Whether delivered intentionally or not, some physician comments are unhelpful at best and low-blows at worst. Saying certain things to patients can actually increase your risk of having a malpractice suit filed against you, making it especially important for you to always be mindful when speaking with patients.
As a physician who works with patients and families all day, you are bound to put your foot in your mouth from time to time. But, even though it is practically inevitable, it is still embarrassing and should be avoided whenever possible.
And, whether delivered intentionally or not, some physician comments are unhelpful at best and low-blows at worst. According to the Physicians Practice website, saying certain things to patients can actually increase your risk of having a malpractice suit filed against you, making it especially important for you to mind your Ps and Qs.
Here is a list of 10 things that doctors should avoid saying to their patients at all costs:
1. Anything in doctor-speak
When doctors start spouting medical jargon, patients typically have one of three reactions:
When you talk to your patients, be sure to thoroughly explain things in terms that are easy for them to follow. After all, you can’t expect patients to follow advice they don’t understand.
2. Anything snarky, sarcastic or rude
Sure, sarcasm may be used with abandon on your favorite sit-com, but it should be avoided in all patient interactions. Any form of ridicule—perceived or otherwise—is likely to ruin your relationship with the patient, stall their recovery, and potentially result in a formal complaint against you. The data shows that physicians with the best rapport with patients are sued the least. Being rude is an instant rapport wrecker.
3. “Don’t worry about that now"
Minimizing your patient’s concerns is dangerous. If you treat your patients as though their concerns are trivial, they will be unlikely to share important information with you in the future. A lack of trust and disclosure will jeopardize your patient’s safety and your ability to provide effective treatment.
4. Saying anything too quickly
Patients are entitled to your undivided attention, so you should avoid appearing rushed or telling a patient that he or she has limited time with you. Sometimes, it is best to just be quiet to demonstrate that you are really listening. Rushing to respond to patients' questions may cause them to feel like you are cutting them off or talking over them.

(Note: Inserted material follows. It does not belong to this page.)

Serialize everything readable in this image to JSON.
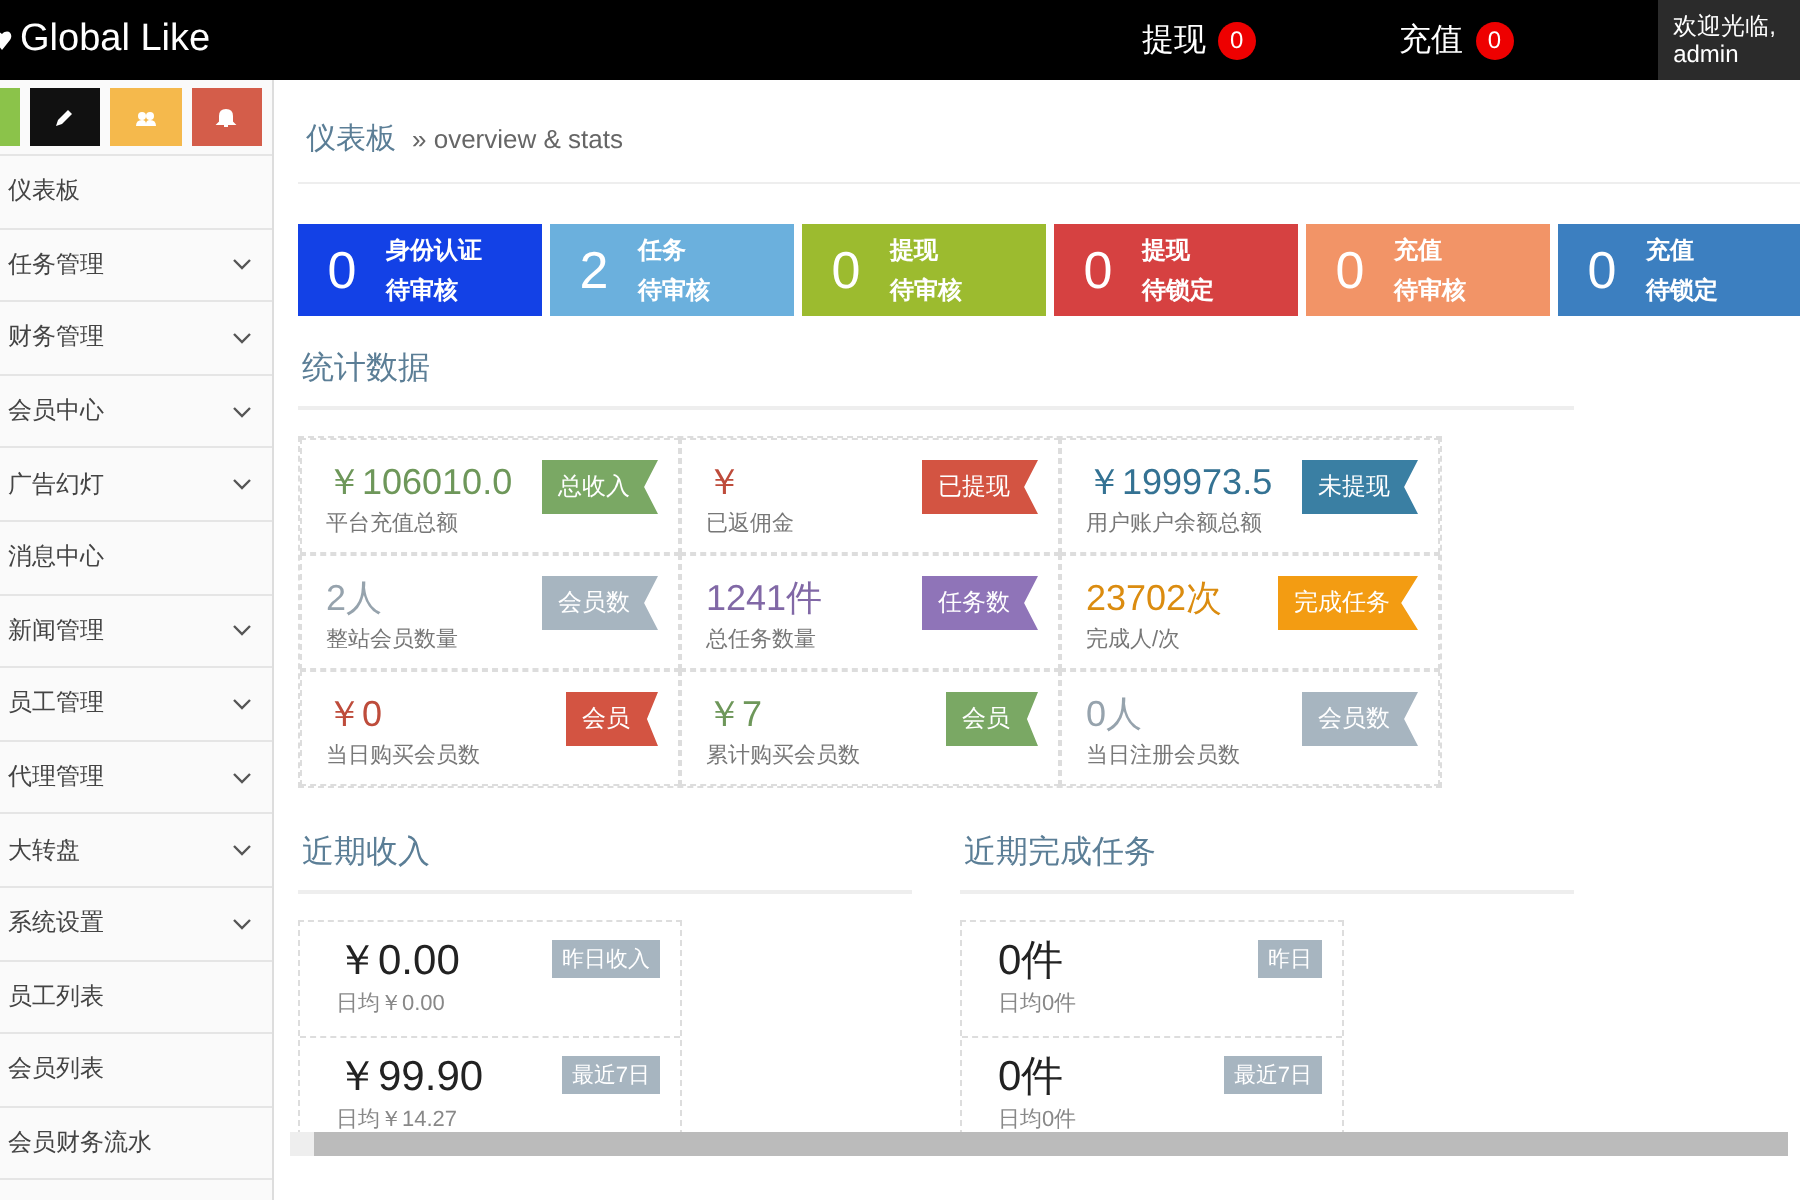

5. “Do you understand?”
No one likes to admit that they don’t understand something, so nearly all patients will respond with a “yes” even if they are totally confused. A better approach might be to explain that it is important that you and the patient are on the same page. Then, ask the patient to repeat what they understand of your conversation in their own words. I use the phrase, “tell me in your own words what the next steps are going to be.”
6. “When you are older/overweight/out of shape/diabetic/etc, you should expect these health issues"
Saying something like this suggests a disinterest in “minor” patient complaints. Even though these complaints may seem minor to you, they are very real to the patient. This is just another way of minimizing a patient’s concerns and, depending on what tone you take, could even be construed as ridicule.
7. “It won’t hurt at all"
If you want to land in hot water, this is a good way to start. Every patient has a different pain threshold, so the safest route is to explain the procedure and discuss the patient’s options for pain management.
8. “I’m afraid I’ve got bad news"
This is melodramatic and doesn’t do your patient any favors. Although it can be difficult to be direct when delivering upsetting news, patients will appreciate your honesty and willingness to get right to the point.
9. “Why didn’t you see a doctor sooner?”
Chances are that your patient is in denial, embarrassed, couldn’t afford the doctor bill, couldn’t find a ride, etc. Making your patient feel guilty and essentially blaming them for “ignoring” their condition is just mean.
10. “If you hadn’t [insert destructive behavior], this wouldn’t have happened"
Although it may be true that your patient probably wouldn’t have gotten lung cancer if he hadn’t smoked three packs of cigarettes a day for 30 years, it won’t do him any good to pump him full of regret and rub his face in it.
This bonus one is one that always makes me cringe: “I’m not sure why [insert doctor’s name] did that. It’s wrong/stupid/not appropriate."
I’m the first one to admit that we all make mistakes, but calling out your colleagues does nothing but add fear, anxiety, and anger to your patient's current situation. Discuss the situation first with the colleague you think did something wrong. If there is any sort of wrong doing, report it to the state licensure board and protect not just your current patient, but every future patient.